Photo credit: Liam Sharp, University of Toronto
Analyzing the composition of the universe
Ten years after winning the Gruber Cosmology Prize for his individual research, Dr. J. Richard Bond of the University of Toronto was one of three Canadian members of the Planck Team – a group of international researchers dedicated to measuring the composition and evolution of the universe – given the 2018 edition of the prize.
Between 2009-13, the Planck Team generated a wealth of data from the European Space Agency’s Planck satellite observatory. In so doing, the team assembled a composite map to analyse – with more precision and accuracy than any previous research – the contents and makeup of the early universe. Their data have transformed theoretical research in cosmology, opening the door to further exploration into the contents and evolutions of the universe for decades to come.
Dr. Bond completed an undergraduate degree in mathematics and physics at the University of Toronto in 1973 before earning graduate and post-graduate degrees in theoretical physics at Caltech. In 1985, he returned to the University of Toronto as a founding faculty member in the Canadian Institute for Theoretical Astrophysics and Fellow of the Canadian Institute for Advanced Research’s Cosmology and Gravity Program.
Among his many successes, Dr. Bond was named University Professor at the University of Toronto in 2000, the highest honour bestowed by the institution. He became an Officer of the Order of Canada in 2005 and was inducted into the Order of Ontario in 2008.
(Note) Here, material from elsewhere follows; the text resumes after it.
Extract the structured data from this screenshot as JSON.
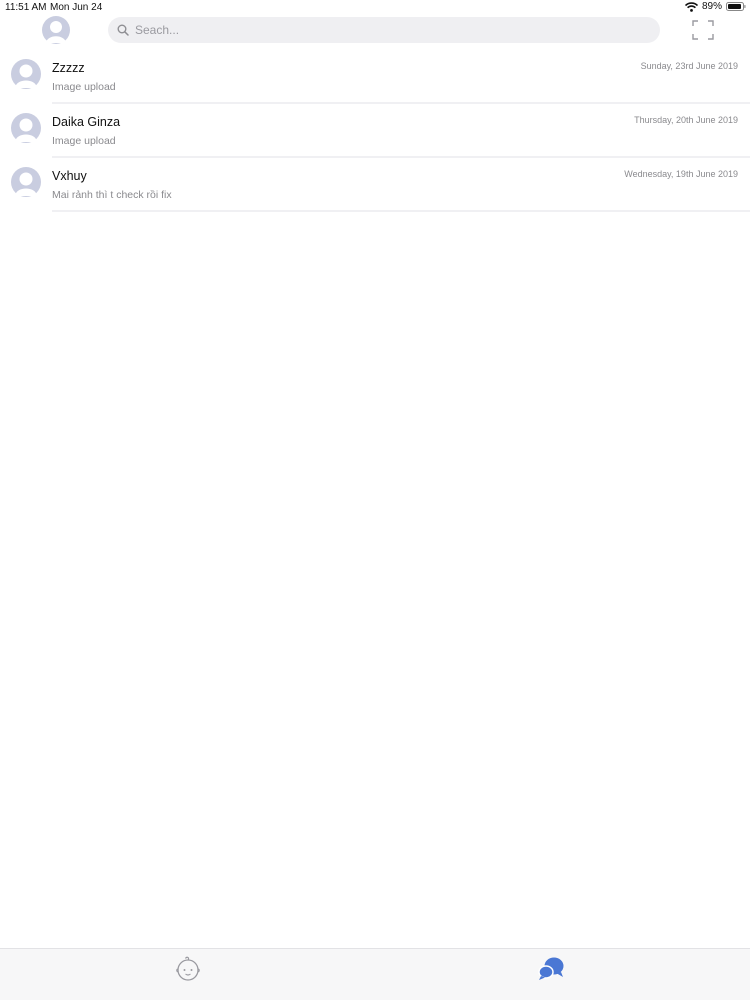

*J. Richard Bond is one of 17 Canadian winners of major international research awards in 2018 featured in the publicationCanadian excellence, Global recognition: Canada’s 2018 winners of major international research awards.